A line qualifies if it holds the string "translit". Copy every qualifying line from the records.

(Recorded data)
=== Section Start ===
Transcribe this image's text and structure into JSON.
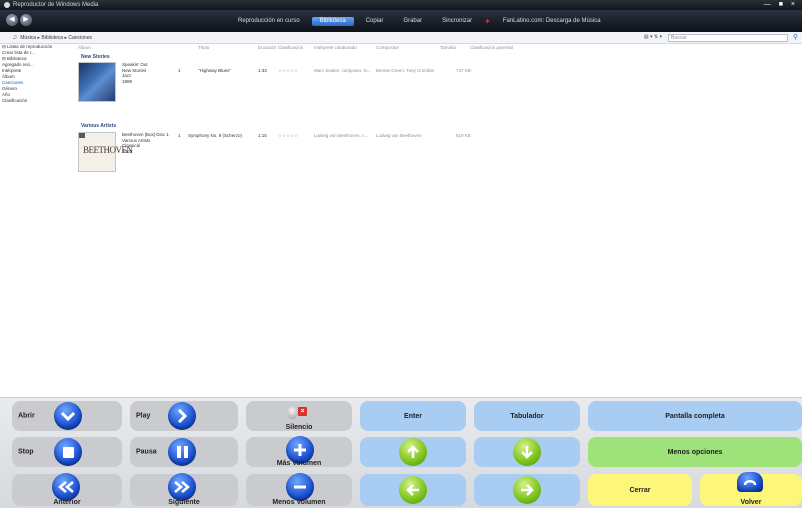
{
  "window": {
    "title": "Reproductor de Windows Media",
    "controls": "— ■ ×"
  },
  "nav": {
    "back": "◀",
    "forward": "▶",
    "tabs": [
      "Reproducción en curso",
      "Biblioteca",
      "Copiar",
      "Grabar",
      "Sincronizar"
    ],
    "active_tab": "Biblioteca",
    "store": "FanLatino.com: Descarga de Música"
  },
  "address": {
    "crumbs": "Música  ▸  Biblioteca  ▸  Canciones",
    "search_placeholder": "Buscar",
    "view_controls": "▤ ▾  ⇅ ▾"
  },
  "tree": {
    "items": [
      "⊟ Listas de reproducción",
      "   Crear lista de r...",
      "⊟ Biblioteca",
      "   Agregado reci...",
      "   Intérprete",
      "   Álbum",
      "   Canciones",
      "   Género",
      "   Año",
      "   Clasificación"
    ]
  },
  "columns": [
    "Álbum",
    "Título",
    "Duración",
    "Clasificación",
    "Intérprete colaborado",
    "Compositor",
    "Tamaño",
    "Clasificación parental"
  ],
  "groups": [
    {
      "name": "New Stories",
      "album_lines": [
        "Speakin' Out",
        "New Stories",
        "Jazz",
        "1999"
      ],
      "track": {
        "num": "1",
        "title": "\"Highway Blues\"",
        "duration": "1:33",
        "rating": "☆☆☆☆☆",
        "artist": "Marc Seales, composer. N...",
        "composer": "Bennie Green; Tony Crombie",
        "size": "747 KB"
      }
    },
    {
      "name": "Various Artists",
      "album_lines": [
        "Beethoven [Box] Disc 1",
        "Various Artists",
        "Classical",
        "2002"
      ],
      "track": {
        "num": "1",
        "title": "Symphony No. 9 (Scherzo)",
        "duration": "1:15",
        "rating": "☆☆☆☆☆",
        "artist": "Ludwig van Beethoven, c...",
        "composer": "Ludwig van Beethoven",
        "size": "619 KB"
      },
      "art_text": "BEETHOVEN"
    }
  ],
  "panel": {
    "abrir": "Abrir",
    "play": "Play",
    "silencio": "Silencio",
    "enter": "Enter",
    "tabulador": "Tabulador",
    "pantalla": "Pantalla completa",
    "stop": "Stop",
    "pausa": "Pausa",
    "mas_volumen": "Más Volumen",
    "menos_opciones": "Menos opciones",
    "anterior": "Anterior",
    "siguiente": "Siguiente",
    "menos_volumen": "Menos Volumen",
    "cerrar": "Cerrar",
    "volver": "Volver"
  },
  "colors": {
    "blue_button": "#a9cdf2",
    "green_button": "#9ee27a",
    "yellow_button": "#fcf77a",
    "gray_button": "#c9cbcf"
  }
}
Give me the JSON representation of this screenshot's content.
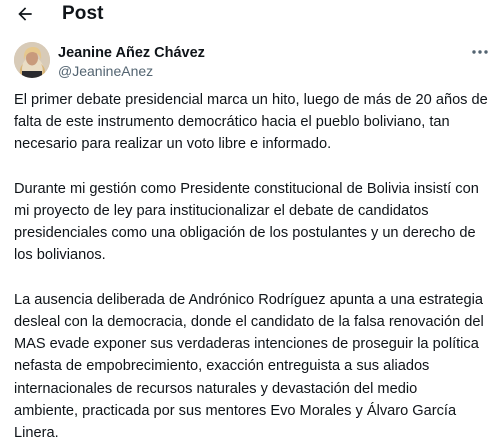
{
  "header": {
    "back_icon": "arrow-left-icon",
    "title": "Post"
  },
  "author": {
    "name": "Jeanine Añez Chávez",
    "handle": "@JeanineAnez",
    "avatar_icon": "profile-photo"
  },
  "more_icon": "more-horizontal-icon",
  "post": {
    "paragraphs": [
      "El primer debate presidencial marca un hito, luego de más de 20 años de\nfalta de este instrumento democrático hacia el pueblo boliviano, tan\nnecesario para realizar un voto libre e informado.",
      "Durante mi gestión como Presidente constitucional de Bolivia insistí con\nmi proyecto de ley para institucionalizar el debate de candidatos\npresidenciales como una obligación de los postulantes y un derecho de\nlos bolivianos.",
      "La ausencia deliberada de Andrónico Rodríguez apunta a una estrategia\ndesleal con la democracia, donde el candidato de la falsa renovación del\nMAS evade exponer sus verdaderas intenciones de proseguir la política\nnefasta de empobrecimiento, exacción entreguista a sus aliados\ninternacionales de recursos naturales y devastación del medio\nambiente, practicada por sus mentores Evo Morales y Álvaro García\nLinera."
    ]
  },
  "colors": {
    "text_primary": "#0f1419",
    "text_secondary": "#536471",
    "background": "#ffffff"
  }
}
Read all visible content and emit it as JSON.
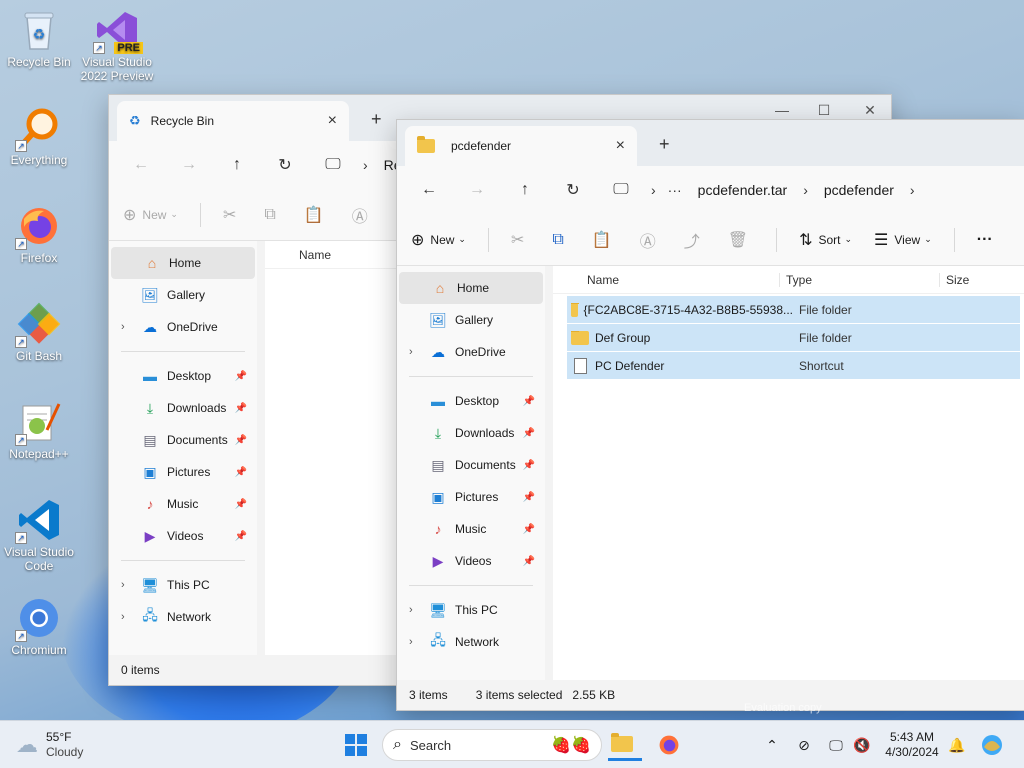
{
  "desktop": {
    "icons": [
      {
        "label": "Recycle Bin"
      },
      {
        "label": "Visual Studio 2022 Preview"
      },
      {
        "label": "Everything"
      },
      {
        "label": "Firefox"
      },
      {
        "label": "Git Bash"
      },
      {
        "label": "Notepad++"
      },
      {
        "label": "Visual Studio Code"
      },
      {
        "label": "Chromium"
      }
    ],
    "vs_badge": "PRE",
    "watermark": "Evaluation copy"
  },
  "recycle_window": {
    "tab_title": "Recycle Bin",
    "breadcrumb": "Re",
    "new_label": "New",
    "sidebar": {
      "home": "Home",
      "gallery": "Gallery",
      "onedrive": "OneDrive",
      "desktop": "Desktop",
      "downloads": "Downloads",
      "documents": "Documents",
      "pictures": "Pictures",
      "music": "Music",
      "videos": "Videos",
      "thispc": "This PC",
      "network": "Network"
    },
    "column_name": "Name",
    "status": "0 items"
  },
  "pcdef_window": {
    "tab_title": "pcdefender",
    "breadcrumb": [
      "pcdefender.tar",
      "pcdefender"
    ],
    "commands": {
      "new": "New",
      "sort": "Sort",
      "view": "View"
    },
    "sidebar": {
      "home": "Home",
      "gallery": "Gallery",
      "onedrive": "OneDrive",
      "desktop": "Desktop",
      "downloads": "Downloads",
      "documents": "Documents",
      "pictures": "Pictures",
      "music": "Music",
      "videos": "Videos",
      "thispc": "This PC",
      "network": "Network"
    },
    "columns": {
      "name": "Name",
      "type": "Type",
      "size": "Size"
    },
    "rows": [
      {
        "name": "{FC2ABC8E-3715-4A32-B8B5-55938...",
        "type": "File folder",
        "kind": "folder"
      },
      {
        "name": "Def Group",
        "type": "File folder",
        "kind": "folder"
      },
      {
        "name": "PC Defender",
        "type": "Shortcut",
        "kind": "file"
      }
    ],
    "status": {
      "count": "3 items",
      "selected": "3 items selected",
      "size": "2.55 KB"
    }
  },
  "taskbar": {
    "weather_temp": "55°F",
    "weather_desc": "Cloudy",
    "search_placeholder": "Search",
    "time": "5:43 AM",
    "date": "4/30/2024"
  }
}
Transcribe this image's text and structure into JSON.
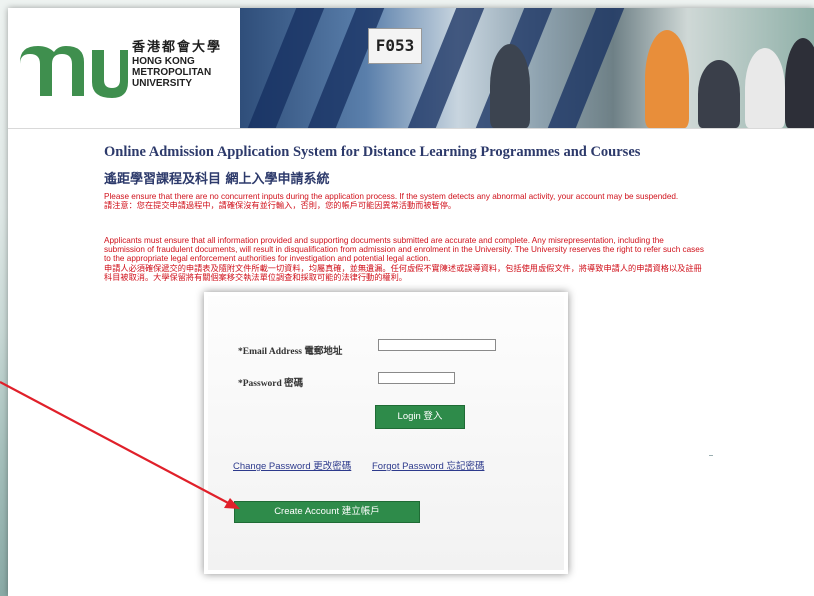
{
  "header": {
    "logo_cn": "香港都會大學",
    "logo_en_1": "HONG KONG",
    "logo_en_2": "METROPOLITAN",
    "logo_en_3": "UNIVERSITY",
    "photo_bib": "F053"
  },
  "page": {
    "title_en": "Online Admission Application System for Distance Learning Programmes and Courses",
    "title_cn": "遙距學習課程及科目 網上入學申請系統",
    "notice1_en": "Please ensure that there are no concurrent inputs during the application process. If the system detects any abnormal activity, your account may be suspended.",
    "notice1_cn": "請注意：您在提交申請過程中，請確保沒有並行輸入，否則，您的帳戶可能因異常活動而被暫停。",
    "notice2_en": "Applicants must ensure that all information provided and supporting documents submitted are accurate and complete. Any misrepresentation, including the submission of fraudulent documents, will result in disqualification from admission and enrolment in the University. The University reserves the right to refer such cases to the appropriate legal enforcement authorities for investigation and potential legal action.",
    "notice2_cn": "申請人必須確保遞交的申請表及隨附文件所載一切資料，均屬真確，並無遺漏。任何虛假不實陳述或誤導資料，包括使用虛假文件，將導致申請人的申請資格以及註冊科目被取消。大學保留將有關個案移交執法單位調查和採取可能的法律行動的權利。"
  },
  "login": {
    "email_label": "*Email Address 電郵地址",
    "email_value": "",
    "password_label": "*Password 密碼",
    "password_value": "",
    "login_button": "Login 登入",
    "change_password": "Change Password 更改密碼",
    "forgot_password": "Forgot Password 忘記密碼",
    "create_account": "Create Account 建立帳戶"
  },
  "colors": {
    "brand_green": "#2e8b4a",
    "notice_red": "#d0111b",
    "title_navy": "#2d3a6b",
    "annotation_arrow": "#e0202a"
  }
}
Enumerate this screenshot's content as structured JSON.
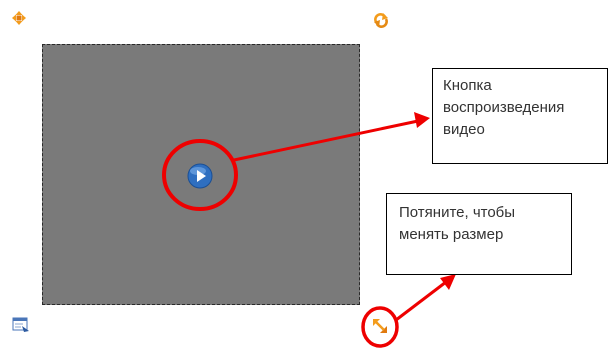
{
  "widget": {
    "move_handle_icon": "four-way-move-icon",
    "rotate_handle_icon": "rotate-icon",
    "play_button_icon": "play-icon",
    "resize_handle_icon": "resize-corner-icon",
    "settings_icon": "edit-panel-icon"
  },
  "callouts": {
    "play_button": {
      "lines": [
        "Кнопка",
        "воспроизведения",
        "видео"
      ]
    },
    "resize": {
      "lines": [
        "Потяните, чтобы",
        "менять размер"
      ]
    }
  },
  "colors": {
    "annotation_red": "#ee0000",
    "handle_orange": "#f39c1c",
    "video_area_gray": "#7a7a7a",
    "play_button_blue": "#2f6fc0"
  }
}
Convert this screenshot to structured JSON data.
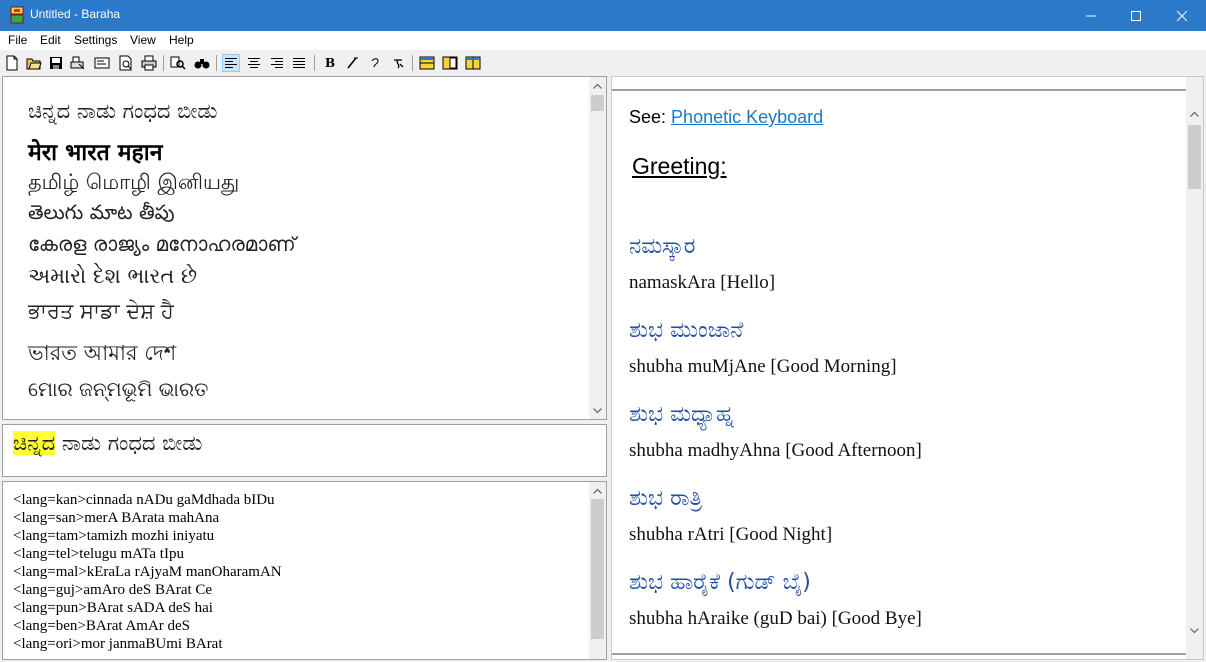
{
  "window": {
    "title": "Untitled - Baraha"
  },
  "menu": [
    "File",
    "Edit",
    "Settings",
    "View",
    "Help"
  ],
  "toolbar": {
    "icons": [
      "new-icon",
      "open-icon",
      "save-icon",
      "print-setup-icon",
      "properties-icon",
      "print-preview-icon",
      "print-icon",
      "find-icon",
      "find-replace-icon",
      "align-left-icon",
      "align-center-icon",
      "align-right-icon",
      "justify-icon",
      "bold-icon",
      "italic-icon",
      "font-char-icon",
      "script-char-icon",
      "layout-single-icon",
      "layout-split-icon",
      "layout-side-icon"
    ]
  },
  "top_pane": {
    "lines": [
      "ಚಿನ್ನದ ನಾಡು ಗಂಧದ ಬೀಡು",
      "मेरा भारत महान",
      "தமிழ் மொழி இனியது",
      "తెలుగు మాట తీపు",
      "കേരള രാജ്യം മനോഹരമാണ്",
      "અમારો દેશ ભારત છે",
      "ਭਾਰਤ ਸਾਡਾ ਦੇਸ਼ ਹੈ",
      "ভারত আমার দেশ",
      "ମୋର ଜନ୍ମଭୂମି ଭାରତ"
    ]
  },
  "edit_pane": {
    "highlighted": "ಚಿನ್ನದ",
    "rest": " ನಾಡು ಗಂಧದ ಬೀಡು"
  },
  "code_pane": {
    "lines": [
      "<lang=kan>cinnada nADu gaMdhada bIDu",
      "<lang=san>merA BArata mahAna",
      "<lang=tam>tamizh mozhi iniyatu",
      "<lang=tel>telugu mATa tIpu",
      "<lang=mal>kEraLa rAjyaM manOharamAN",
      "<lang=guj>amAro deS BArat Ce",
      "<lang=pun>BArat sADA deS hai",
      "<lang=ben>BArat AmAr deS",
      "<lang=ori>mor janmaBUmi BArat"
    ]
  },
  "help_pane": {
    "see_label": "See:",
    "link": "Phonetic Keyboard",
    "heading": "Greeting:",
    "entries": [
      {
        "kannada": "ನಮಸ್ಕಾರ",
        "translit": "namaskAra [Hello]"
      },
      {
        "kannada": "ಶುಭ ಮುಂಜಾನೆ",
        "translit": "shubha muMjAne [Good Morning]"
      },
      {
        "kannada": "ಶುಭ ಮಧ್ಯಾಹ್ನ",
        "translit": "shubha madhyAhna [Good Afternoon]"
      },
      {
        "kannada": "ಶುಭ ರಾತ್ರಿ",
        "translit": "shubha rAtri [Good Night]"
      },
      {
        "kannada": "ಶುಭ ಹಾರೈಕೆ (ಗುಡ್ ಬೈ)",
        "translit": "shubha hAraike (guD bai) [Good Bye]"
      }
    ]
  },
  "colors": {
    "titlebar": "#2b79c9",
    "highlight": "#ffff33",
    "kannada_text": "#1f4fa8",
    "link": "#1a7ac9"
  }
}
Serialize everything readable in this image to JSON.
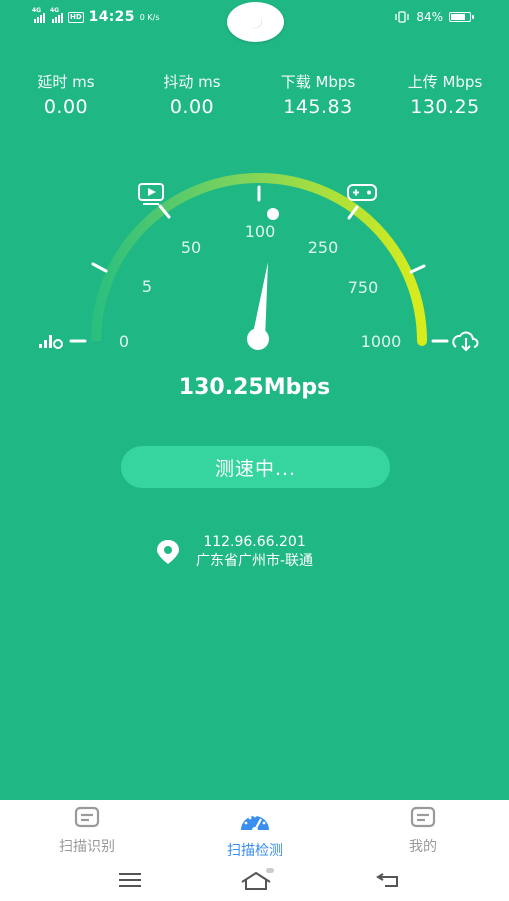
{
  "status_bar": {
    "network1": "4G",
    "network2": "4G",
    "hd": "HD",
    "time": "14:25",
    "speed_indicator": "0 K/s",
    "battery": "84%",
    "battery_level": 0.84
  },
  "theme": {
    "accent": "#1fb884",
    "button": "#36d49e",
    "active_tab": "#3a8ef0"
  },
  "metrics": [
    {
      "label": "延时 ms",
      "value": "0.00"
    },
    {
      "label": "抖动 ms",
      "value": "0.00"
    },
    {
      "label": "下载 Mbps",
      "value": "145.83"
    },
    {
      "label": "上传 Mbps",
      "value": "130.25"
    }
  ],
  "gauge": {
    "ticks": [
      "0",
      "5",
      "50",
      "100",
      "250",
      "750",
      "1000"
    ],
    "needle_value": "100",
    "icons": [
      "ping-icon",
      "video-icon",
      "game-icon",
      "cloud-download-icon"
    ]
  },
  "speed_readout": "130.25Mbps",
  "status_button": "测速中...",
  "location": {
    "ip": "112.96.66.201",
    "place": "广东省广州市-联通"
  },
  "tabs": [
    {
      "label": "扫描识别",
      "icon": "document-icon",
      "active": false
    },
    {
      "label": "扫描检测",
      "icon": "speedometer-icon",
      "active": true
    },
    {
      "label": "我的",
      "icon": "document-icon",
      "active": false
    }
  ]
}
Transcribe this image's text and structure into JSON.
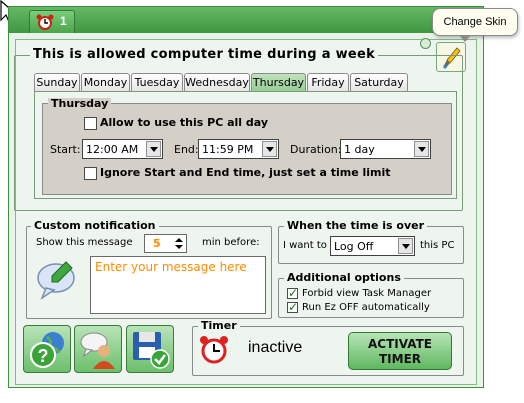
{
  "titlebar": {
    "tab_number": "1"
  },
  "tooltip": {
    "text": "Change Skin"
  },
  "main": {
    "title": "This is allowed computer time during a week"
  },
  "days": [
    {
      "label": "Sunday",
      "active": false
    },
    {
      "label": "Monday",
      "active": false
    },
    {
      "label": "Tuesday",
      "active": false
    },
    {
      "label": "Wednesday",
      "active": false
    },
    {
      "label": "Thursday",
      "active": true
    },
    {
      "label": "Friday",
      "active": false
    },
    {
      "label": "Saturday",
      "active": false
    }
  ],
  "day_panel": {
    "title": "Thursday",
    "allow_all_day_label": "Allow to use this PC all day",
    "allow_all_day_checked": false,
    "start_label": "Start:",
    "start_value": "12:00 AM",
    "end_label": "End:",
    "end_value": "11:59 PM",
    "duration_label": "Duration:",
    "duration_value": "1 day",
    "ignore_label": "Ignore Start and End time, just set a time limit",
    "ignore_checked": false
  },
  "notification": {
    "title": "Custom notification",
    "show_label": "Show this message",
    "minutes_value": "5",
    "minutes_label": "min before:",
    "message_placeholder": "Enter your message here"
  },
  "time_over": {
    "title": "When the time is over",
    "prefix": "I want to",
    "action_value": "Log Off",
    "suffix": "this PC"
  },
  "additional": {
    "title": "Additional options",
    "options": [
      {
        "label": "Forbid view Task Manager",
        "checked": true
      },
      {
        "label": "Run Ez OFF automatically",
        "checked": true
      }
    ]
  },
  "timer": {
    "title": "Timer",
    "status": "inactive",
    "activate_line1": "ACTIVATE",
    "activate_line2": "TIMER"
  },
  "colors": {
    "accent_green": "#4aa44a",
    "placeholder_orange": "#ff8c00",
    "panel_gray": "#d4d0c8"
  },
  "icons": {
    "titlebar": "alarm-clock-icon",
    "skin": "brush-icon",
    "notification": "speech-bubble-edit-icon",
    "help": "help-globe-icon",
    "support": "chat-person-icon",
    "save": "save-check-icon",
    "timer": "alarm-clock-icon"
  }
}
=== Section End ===
◆ Answer space:
        "translit": "namaskAra [Hello]"
        "translit": "shubha muMjAne [Good Morning]"
        "translit": "shubha madhyAhna [Good Afternoon]"
        "translit": "shubha rAtri [Good Night]"
        "translit": "shubha hAraike (guD bai) [Good Bye]"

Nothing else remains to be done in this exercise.